_YOUR GOAL_. This exercise calls for all the entries that follow to be set down exactly, without their images.

_Interface dataset entries_.
________________________________________

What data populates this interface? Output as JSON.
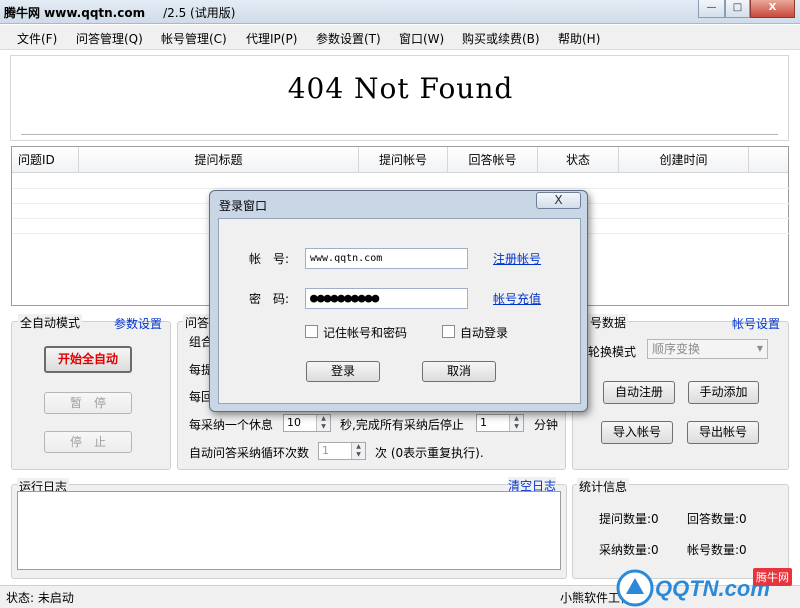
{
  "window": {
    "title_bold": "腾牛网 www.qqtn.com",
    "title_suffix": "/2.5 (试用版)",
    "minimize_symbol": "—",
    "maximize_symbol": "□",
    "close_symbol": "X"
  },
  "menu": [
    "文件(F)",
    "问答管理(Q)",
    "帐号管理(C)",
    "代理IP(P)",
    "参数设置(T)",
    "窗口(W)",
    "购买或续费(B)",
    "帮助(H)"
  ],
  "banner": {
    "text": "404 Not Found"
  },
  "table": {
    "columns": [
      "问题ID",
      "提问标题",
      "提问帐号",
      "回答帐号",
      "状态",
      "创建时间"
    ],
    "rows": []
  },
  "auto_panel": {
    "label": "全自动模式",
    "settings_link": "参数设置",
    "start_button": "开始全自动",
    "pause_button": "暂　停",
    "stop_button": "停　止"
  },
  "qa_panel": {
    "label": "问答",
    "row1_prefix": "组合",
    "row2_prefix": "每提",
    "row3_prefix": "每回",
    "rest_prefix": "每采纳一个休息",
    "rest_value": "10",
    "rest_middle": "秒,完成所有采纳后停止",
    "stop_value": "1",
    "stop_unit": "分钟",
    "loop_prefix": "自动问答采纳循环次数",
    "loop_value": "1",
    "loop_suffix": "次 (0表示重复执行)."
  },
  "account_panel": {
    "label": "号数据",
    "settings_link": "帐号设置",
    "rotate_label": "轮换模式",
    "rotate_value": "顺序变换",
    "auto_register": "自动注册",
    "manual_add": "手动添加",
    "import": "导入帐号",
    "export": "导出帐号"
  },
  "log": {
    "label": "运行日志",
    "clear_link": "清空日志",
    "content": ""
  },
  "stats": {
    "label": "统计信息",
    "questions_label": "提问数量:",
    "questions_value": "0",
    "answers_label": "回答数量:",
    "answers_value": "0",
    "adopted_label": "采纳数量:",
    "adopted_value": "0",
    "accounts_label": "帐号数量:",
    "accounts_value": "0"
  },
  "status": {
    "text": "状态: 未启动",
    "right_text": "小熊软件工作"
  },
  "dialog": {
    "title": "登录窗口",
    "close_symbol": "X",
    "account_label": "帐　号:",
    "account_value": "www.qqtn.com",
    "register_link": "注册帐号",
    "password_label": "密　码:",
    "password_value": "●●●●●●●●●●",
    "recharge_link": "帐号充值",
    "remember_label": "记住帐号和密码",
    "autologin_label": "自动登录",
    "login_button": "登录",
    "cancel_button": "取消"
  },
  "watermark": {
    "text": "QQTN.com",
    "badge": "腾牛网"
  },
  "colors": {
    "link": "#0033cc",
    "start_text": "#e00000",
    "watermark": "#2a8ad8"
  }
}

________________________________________

_THE COMPLETED TASK_.
What data populates this interface? Output as JSON.
{
  "window": {
    "title_bold": "腾牛网 www.qqtn.com",
    "title_suffix": "/2.5 (试用版)",
    "minimize_symbol": "—",
    "maximize_symbol": "□",
    "close_symbol": "X"
  },
  "menu": [
    "文件(F)",
    "问答管理(Q)",
    "帐号管理(C)",
    "代理IP(P)",
    "参数设置(T)",
    "窗口(W)",
    "购买或续费(B)",
    "帮助(H)"
  ],
  "banner": {
    "text": "404 Not Found"
  },
  "table": {
    "columns": [
      "问题ID",
      "提问标题",
      "提问帐号",
      "回答帐号",
      "状态",
      "创建时间"
    ],
    "rows": []
  },
  "auto_panel": {
    "label": "全自动模式",
    "settings_link": "参数设置",
    "start_button": "开始全自动",
    "pause_button": "暂　停",
    "stop_button": "停　止"
  },
  "qa_panel": {
    "label": "问答",
    "row1_prefix": "组合",
    "row2_prefix": "每提",
    "row3_prefix": "每回",
    "rest_prefix": "每采纳一个休息",
    "rest_value": "10",
    "rest_middle": "秒,完成所有采纳后停止",
    "stop_value": "1",
    "stop_unit": "分钟",
    "loop_prefix": "自动问答采纳循环次数",
    "loop_value": "1",
    "loop_suffix": "次 (0表示重复执行)."
  },
  "account_panel": {
    "label": "号数据",
    "settings_link": "帐号设置",
    "rotate_label": "轮换模式",
    "rotate_value": "顺序变换",
    "auto_register": "自动注册",
    "manual_add": "手动添加",
    "import": "导入帐号",
    "export": "导出帐号"
  },
  "log": {
    "label": "运行日志",
    "clear_link": "清空日志",
    "content": ""
  },
  "stats": {
    "label": "统计信息",
    "questions_label": "提问数量:",
    "questions_value": "0",
    "answers_label": "回答数量:",
    "answers_value": "0",
    "adopted_label": "采纳数量:",
    "adopted_value": "0",
    "accounts_label": "帐号数量:",
    "accounts_value": "0"
  },
  "status": {
    "text": "状态: 未启动",
    "right_text": "小熊软件工作"
  },
  "dialog": {
    "title": "登录窗口",
    "close_symbol": "X",
    "account_label": "帐　号:",
    "account_value": "www.qqtn.com",
    "register_link": "注册帐号",
    "password_label": "密　码:",
    "password_value": "●●●●●●●●●●",
    "recharge_link": "帐号充值",
    "remember_label": "记住帐号和密码",
    "autologin_label": "自动登录",
    "login_button": "登录",
    "cancel_button": "取消"
  },
  "watermark": {
    "text": "QQTN.com",
    "badge": "腾牛网"
  },
  "colors": {
    "link": "#0033cc",
    "start_text": "#e00000",
    "watermark": "#2a8ad8"
  }
}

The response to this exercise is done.